It was easy to understand why "My Skinny Sister" drew such a large crowd at the Milwaukee Film Festival screening I attended with my teenage daughter last night. This film, even from my novice movie-reviewerís perspective, was especially deserving of all the compelling reviews and awards itís received in its home country and at various film festivals in the U.S. and around the world.

"Min lilla syster" ("My Skinny Sister"), Swedish director Sanna Lenkenís debut, is told through the eyes of Stella (Rebecka Josephson), on the brink of adolescence. Through stunning cinematography, we follow chubby Stella as she observes and idolizes her pretty, thin older sister Katja (Amy Deasismont). Stella tries to do everything her sister does, and in doing so discovers that Katja has a dark secret.

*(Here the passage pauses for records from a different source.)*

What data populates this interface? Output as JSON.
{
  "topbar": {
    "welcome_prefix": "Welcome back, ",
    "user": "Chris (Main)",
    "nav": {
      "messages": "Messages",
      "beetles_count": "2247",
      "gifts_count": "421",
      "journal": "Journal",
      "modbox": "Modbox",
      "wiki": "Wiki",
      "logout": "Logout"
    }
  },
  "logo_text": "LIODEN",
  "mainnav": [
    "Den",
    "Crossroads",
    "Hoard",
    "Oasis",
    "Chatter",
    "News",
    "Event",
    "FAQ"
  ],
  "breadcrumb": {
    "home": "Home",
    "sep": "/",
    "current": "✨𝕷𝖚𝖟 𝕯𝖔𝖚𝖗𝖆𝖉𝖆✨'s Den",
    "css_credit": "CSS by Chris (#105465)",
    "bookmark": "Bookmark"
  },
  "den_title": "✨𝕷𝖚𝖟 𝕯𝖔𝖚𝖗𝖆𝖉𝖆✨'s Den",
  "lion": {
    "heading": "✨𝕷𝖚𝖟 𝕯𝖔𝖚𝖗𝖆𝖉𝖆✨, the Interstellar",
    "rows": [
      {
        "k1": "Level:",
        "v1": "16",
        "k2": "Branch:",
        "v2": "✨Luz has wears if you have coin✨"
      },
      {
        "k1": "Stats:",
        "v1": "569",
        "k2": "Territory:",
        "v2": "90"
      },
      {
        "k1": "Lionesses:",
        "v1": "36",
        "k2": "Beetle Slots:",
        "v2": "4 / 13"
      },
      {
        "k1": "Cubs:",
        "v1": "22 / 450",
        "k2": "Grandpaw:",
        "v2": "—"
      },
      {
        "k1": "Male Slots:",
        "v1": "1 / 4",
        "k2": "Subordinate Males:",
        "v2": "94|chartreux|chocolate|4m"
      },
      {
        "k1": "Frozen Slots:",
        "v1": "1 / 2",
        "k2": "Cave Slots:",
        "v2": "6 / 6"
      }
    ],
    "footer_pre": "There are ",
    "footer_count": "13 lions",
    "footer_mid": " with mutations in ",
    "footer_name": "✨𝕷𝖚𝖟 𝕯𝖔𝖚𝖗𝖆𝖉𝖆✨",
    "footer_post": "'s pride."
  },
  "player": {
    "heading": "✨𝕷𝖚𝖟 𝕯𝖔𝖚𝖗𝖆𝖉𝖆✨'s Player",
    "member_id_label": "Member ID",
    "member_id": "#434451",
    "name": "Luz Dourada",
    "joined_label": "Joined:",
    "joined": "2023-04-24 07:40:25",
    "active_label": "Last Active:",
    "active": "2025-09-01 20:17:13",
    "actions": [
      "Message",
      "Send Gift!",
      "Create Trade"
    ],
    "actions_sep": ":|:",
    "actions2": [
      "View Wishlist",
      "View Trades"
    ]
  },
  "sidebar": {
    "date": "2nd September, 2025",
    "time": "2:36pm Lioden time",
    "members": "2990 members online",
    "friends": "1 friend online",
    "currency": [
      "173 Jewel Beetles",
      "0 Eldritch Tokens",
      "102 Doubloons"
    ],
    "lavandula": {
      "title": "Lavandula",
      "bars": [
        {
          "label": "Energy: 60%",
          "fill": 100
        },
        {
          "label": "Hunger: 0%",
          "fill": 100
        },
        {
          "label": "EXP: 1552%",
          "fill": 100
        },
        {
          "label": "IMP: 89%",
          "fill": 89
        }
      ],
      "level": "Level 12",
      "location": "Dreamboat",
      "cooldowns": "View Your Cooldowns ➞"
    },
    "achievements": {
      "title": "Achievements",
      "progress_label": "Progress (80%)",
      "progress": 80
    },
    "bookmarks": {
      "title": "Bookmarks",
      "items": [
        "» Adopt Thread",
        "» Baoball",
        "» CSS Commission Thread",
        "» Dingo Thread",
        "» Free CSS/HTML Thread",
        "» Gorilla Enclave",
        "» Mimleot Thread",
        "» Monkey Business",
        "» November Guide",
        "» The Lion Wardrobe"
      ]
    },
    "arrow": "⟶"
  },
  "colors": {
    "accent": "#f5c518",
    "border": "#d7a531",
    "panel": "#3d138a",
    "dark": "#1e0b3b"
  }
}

Stella now bears the burden of knowing her sisterís secret. And while she is otherwise trying to be her true self with her friends and collecting little black beetles, whose armor covers them like masks, she realizes her sisterís purging and excessive exercising is far worse than it seems.

The love, humor, conflict and concern in the sistersí relationship, and within the family as a whole, is very real and relatable. As the story develops, these young actors ó so carefully chosen for their chemistry together and their abilities to act with both depth and childlike innocence ó tell this story with an incredible authenticity.

As sometimes happens in screenings of foreign films, I wondered if the quiet but obviously engrossed American audience was missing some Swedish humor. As a 100% Swedish American I laughed a little more often than most people around me, but Iím pretty sure that even though "My Skinny Sister" definitely has delightful comedic relief now and then ó and the sistersí laughter was genuine and contagious ó this was a melodrama by American standards. But the subtitles were easy to read, and it really was an uplifting film about a heavy topic rarely portrayed on screen.

On the way home, my daughter and I reviewed some details with each other, noting that one of the quietest messages of the film was that deep relationships will reveal themselves in the most difficult times. A nice thing for a mother of a teen to hear.

Amanda Robison